Caleb Benadum is a lawyer and works for the United Nations. He is a member of the American Immigration Lawyers Association and has practiced immigration law since January 2016. He specializes in refugee and asylum law, as well as international law. He received his law degree in 2014 from the University of Cincinnati College of Law, where he was an Arthur Russell Fellow with the Urban Morgan Institute for Human Rights. He has lived in six countries on four continents and speaks three languages.
Articles By Caleb Benadum
Many Americans who are concerned about the plight of people fleeing violence or war in other parts of the world wonder whether they can individually sponsor a refugee. Unfortunately the news on this is not good.
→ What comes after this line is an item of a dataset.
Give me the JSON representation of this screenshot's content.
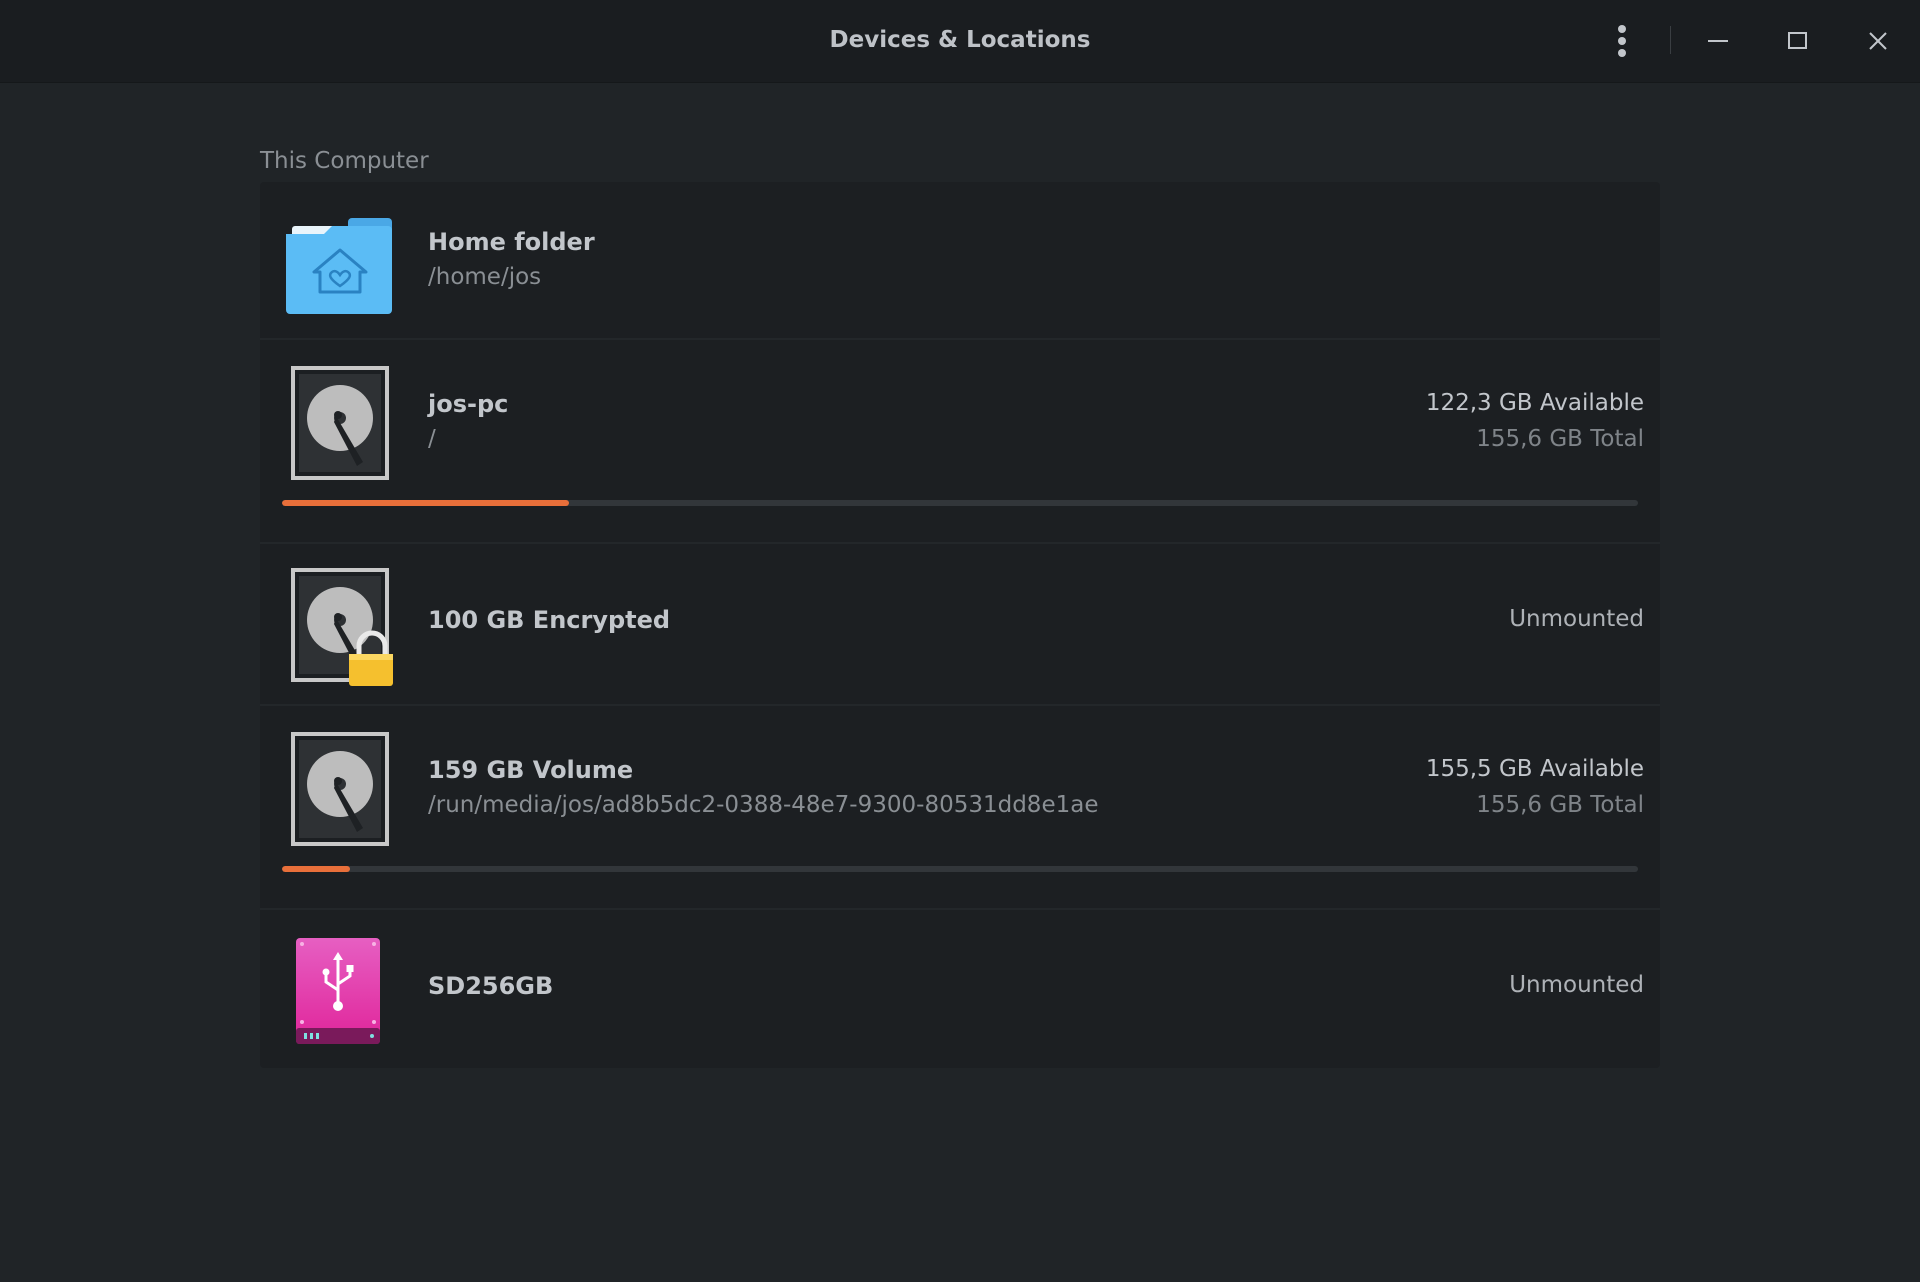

One condition of inadmissibility that can prevent someone from applying for a visa or a green card is when that person is, or has been, a drug addict or abuser.
While it is slightly more difficult than the normal procedure, and might be more expensive, you should be able to find a doctor who is willing to go out to the detention facility and conduct the examination.
To begin, talk to the pastor of your church and try to determine whether you would qualify for the R visa and whether the church is both qualified and willing to file on your behalf.
A prior deportation order is still valid when you attempt to enter the United States or if you have returned illegally, but it might be possible to reopen your case or obtain protection, for example under the Convention Against Torture.
There’s no one list of crimes that are problematic for immigration purposes. Instead, you might need to look at one or two among the three different portions of federal law that might apply.
What happens at the U.S. border when you try to return? Could your criminal conviction cause you any issues with reentry?
Your child's application for permanent residence can either speed up or slow down as time goes by and two significant things possibly happen: you go from LPR to naturalized citizen, or your child turns 21.
While most people think of domestic violence as necessarily physical, people can be convicted of domestic violence when the other person feels threatened--and domestic violence conviction can lead to deportation.
While simple mistakes and misunderstandings will not normally cause any issues with your immigration application, deliberately lying to an immigration officer can have serious consequences.